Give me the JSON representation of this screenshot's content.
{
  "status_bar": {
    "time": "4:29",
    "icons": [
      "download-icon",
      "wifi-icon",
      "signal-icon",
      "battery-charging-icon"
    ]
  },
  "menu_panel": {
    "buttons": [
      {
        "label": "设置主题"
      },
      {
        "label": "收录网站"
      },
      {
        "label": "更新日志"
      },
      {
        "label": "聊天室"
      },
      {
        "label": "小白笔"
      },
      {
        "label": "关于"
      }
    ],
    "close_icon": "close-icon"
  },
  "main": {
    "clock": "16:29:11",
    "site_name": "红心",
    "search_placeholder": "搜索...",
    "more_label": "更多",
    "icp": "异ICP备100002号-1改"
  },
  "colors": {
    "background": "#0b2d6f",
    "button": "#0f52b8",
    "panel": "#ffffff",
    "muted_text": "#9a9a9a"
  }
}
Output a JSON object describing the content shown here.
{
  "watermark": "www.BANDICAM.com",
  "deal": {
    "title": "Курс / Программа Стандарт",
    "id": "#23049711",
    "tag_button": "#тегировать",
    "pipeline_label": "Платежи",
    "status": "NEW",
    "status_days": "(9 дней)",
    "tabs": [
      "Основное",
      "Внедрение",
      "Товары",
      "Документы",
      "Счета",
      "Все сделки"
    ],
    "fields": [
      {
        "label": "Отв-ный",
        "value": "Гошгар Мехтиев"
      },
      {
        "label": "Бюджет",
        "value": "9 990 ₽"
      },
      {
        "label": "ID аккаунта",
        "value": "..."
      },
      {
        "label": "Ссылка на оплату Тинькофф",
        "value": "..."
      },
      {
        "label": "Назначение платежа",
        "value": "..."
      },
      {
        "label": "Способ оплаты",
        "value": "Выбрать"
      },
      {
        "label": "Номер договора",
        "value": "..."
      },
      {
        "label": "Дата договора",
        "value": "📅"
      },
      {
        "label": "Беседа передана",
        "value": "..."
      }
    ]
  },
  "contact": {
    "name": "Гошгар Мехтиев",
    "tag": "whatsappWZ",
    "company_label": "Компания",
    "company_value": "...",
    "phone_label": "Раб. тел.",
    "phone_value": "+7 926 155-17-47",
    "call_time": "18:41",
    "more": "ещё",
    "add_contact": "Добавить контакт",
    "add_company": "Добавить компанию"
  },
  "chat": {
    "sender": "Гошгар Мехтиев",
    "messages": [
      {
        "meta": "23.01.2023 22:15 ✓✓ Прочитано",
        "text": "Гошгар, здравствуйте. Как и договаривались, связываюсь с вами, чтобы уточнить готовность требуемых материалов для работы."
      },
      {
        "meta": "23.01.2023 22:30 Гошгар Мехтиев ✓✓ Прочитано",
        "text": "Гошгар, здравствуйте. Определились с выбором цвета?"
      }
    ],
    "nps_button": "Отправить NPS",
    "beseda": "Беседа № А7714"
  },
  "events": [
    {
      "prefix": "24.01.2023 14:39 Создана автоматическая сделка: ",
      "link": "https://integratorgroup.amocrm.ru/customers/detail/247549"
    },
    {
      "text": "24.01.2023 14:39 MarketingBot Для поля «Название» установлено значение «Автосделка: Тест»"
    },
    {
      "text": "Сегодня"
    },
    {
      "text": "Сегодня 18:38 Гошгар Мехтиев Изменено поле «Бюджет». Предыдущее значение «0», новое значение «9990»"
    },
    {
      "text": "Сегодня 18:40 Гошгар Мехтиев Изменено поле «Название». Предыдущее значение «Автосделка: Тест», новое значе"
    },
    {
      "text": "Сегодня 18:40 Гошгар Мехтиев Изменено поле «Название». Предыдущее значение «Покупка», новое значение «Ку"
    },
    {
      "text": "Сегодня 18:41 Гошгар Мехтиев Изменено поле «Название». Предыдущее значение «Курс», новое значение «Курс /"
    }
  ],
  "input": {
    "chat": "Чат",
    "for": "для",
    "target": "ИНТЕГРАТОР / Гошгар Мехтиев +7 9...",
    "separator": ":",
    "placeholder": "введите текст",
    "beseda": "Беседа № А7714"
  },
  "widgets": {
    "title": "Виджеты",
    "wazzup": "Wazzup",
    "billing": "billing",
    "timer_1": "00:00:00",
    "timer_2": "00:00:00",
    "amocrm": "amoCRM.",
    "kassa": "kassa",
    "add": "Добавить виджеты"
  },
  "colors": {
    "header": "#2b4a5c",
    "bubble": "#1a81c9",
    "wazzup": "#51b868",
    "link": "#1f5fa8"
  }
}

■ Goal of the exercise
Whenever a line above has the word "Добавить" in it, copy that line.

■ Answer box
    "add_contact": "Добавить контакт",
    "add_company": "Добавить компанию"
    "add": "Добавить виджеты"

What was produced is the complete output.